*EXERCISE*: Would you copy out each line of the records below that includes the word "sipol"?

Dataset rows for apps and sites
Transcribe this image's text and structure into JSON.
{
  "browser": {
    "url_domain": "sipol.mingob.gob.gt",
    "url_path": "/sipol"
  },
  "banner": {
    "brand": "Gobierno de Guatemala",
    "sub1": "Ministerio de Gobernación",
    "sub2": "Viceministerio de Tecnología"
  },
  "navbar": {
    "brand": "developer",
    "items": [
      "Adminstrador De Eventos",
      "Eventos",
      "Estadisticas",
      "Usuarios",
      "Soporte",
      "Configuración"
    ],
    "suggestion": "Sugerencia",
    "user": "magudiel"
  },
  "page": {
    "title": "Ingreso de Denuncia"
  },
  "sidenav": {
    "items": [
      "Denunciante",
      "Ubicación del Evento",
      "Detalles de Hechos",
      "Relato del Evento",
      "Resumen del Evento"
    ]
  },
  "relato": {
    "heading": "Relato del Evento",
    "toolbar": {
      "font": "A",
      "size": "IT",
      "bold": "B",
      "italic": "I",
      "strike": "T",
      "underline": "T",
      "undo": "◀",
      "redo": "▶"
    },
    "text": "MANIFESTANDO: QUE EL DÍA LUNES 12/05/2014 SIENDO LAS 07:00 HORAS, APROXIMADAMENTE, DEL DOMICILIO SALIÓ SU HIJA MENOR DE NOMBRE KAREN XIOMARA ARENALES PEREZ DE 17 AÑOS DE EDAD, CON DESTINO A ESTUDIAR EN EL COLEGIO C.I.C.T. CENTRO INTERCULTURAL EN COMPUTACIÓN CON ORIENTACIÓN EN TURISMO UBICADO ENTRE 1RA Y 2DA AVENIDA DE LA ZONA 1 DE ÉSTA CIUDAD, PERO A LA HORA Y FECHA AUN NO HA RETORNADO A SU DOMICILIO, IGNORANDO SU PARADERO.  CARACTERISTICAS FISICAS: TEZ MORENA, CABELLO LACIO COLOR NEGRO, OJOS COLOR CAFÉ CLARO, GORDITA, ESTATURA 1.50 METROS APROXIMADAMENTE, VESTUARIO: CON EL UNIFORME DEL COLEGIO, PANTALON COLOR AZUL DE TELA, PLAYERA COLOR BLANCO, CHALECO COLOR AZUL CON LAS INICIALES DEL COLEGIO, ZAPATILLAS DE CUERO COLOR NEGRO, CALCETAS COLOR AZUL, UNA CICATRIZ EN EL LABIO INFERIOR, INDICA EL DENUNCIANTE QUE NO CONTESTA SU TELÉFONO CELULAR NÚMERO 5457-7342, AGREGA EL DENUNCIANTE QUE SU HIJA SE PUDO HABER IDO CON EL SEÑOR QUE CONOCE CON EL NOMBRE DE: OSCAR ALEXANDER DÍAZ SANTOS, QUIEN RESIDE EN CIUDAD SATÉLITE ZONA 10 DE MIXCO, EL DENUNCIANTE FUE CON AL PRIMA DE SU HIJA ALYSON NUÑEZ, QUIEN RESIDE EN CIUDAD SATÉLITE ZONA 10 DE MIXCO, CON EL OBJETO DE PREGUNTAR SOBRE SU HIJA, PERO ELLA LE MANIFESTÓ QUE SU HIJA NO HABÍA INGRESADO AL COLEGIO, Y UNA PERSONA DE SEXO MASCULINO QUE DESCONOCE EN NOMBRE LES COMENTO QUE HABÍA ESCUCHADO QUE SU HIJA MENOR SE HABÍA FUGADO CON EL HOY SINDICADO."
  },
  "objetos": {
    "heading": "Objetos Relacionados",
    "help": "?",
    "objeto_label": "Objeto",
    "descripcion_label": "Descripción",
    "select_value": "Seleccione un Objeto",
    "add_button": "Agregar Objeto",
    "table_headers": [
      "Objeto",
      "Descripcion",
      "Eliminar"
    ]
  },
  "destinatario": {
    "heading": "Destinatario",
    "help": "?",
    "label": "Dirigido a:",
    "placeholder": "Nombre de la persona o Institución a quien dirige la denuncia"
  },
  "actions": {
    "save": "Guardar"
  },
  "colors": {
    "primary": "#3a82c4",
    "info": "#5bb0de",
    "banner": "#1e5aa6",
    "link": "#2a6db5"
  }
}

*TASK RESULT*:
    "url_domain": "sipol.mingob.gob.gt",
    "url_path": "/sipol"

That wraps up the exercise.